Mumbai: India’s billionaires are braving a slumping rupee to borrow from the international loan markets before the US Federal Reserve resumes interest-rate increases.
Mukesh Ambani’s Reliance Industries Ltd is about to mandate 15 banks for a $1.75 billion loan, people familiar with the matter, who asked not to be identified, said 23 November. Novelis Inc., the US unit of Kumar Mangalam Birla’s flagship Hindalco Industries Ltd, has sounded out banks for a refinancing of about $1.8 billion, separate people familiar said 21 November. Dollar-denominated syndicated loans from local borrowers surged 25% to $21.9 billion so far in 2016, on course for a record year, data compiled by Bloomberg show.
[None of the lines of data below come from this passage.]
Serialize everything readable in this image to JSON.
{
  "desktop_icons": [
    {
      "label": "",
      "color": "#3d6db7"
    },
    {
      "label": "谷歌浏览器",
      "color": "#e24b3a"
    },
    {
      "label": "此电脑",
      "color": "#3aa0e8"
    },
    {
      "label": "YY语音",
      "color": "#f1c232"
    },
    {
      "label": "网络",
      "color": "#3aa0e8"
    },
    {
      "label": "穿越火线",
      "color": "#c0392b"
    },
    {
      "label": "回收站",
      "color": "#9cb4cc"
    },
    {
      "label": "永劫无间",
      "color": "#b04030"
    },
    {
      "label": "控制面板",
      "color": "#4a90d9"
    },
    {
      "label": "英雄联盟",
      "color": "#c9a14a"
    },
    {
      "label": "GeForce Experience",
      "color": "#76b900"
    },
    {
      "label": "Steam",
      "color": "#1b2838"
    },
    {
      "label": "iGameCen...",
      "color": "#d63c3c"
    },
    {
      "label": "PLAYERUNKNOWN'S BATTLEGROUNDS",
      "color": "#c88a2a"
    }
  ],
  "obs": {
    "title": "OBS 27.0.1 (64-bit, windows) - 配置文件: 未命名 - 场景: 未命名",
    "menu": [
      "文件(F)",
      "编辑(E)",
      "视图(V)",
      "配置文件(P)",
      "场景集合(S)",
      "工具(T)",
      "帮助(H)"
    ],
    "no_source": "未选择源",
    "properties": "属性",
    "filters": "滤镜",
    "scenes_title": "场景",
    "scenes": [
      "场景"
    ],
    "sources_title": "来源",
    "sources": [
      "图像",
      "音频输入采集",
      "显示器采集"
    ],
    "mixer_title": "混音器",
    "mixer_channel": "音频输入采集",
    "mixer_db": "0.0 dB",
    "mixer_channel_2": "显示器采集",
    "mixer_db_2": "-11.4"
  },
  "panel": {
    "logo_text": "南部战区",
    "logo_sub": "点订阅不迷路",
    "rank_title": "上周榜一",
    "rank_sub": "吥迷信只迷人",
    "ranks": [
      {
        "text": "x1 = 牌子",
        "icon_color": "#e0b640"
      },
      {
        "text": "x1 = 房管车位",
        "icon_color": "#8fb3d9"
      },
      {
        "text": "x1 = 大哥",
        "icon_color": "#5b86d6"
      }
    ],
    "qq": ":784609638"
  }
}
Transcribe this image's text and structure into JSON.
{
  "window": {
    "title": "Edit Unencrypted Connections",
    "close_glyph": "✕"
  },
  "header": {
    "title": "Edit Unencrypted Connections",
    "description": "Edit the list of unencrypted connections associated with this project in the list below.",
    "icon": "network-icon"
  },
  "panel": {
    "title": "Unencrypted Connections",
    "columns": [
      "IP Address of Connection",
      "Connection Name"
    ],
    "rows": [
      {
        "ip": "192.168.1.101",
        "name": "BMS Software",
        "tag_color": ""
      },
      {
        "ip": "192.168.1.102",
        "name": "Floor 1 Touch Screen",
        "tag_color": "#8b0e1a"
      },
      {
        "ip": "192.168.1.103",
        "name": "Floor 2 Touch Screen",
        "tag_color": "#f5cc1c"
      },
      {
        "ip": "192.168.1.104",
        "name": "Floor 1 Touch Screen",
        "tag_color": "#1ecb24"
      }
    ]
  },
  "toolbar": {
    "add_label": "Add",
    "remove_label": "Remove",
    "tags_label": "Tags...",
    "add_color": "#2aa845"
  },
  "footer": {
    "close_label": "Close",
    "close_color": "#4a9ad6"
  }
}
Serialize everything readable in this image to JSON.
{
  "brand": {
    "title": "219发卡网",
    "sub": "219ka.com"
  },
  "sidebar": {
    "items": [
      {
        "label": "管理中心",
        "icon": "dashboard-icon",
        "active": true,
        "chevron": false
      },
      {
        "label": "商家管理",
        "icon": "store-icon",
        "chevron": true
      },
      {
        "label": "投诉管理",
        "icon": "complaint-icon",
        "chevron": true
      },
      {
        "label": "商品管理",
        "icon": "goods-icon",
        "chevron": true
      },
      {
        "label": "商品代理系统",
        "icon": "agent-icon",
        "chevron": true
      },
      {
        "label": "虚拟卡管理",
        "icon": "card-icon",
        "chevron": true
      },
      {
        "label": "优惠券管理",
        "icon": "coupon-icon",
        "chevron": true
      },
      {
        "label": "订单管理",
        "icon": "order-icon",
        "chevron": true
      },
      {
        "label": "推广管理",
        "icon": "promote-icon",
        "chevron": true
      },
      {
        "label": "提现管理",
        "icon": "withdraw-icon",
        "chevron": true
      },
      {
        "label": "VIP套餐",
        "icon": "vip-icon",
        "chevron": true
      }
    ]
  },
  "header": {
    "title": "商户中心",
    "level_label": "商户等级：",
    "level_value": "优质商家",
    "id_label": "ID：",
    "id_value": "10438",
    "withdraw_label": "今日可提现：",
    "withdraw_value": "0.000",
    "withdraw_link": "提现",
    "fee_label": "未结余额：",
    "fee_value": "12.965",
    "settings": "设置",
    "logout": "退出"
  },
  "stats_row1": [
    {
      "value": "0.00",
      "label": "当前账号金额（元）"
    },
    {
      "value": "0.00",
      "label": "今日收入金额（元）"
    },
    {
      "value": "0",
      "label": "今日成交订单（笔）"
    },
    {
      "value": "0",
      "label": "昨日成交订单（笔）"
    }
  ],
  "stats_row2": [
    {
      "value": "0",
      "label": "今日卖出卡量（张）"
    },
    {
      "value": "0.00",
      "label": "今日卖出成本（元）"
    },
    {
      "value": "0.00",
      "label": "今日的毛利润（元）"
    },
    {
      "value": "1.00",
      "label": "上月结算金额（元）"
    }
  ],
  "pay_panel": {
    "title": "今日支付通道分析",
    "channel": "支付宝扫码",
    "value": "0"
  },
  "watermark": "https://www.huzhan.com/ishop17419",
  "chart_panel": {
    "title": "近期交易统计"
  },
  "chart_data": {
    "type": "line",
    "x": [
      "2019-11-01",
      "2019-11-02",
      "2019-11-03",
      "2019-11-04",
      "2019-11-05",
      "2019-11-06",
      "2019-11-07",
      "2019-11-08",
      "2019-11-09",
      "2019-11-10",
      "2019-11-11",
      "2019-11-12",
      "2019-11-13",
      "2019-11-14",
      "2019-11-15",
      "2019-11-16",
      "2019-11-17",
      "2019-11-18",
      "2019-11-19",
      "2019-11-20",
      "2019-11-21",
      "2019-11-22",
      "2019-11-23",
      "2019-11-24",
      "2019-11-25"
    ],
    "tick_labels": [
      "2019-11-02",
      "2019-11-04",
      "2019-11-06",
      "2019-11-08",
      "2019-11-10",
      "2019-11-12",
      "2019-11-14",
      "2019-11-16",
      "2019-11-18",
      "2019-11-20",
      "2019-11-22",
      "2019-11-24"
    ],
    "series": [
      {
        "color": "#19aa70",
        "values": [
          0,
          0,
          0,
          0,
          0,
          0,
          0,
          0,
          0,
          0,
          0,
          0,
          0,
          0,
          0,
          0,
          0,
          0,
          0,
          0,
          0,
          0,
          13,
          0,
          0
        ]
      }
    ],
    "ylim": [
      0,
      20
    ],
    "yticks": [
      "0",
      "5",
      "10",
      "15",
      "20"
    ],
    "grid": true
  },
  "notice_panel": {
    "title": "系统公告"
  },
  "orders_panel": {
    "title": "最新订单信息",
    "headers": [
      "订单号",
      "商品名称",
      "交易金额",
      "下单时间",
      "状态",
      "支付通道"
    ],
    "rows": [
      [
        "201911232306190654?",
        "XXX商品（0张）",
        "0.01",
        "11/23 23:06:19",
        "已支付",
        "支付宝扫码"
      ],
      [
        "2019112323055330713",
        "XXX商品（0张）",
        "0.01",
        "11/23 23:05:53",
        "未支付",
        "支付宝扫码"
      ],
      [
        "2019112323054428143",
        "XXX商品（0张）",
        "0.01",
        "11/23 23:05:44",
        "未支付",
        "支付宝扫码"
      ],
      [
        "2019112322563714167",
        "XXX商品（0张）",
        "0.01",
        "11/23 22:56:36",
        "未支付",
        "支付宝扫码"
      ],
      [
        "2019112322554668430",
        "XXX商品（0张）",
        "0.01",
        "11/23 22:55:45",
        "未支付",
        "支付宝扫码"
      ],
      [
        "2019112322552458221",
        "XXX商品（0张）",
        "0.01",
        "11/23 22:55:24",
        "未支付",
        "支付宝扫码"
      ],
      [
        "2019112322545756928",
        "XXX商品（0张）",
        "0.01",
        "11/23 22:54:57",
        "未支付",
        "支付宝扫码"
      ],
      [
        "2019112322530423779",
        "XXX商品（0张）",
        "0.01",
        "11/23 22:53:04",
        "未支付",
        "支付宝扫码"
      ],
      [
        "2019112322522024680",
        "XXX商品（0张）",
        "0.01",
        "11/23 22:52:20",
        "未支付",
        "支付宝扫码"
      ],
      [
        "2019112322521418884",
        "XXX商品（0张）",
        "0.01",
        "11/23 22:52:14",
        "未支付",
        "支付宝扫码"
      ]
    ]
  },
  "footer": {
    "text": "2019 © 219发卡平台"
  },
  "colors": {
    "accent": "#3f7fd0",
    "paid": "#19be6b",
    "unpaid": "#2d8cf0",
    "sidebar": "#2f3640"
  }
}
Indian companies have been taking advantage of their cheapest overseas borrowing costs in almost a decade, amid rising confidence in the world’s fastest-growing major economy. With the rupee weakening 2.5% this month while sinking to a record low, businesses focused on domestic markets may start to prefer local financing “insulated from currency risks,” according to FirstRand Ltd. But multinational business groups will focus more on global funding costs, the bank said.
“Those corporates raising funds abroad would be more concerned about rising US yields than the rupee’s fall,” said Harihar Krishnamoorthy, Mumbai-based treasurer at the local unit of the South African lender. “They would rush to borrow before dollar yields rise significantly on the back of a resurgent US economy.”
Both Ambani’s Reliance and Birla’s Aditya Birla Group are refinancing overseas debt for the second time in 2016, according to data compiled by Bloomberg. Reliance’s spokesman Tushar Pania didn’t reply to an e-mail seeking comment. Pragnya Ram, a spokeswoman at Aditya Birla, declined to comment.
The rupee’s plunge comes at a time when investor confidence had been growing as policy makers narrowed the current-account deficit, overhauled bankruptcy rules, tamed inflation and built a war chest of foreign-exchange reserves. Average margins for Indian borrowers over the London interbank offered rate, or Libor, are at 198 basis points this year, the lowest since 2007, according to data compiled by Bloomberg.
“Spreads for dollar debt are attractive for companies at the moment,” said Sidharth Rath, group executive for corporate and transaction banking at Axis Bank Ltd, the second-largest arranger for Indian international loans in 2016. In coming months, he said, “Libor should start going up as further rate increases after Fed’s December meeting are getting factored in.”
The rupee weakened to an all-time low of 68.8650 per dollar on 24 November, as outflows from local assets accelerated amid rising odds for a rate increase when the Fed meets mid-December. The currency rose 0.4% to close at 68.4675 on Friday, ending a five-day declining streak.
Average yields on US dollar debt of local issuers touched 4.55% this week, the highest since June, according to JPMorgan Chase & Co. indexes. By contrast, yields on five-year rupee bonds of top-rated local companies touched 7%, the lowest since 2005, according to data compiled by Bloomberg.
“The factor to consider is the exchange-rate risk,” according to Rajesh Mokashi, managing director at Care Ratings Ltd in Mumbai. “The rupee’s drop will be the driving factor in a situation where domestic rates are declining and overseas rates rising.”
Bangalore-based Canara Bank Ltd deferred a planned dollar bond sale, people familiar with the matter said 21 November. A bank spokesman didn’t respond to an e-mail query regarding the offer.
“Only a few top companies such as Reliance Industries can go to the dollar loan markets at this stage,” said Prabal Banerjee, chief financial officer in Mumbai at conglomerate Bajaj Group, predicting Fed rate increases at each of the next two meetings. Bloomberg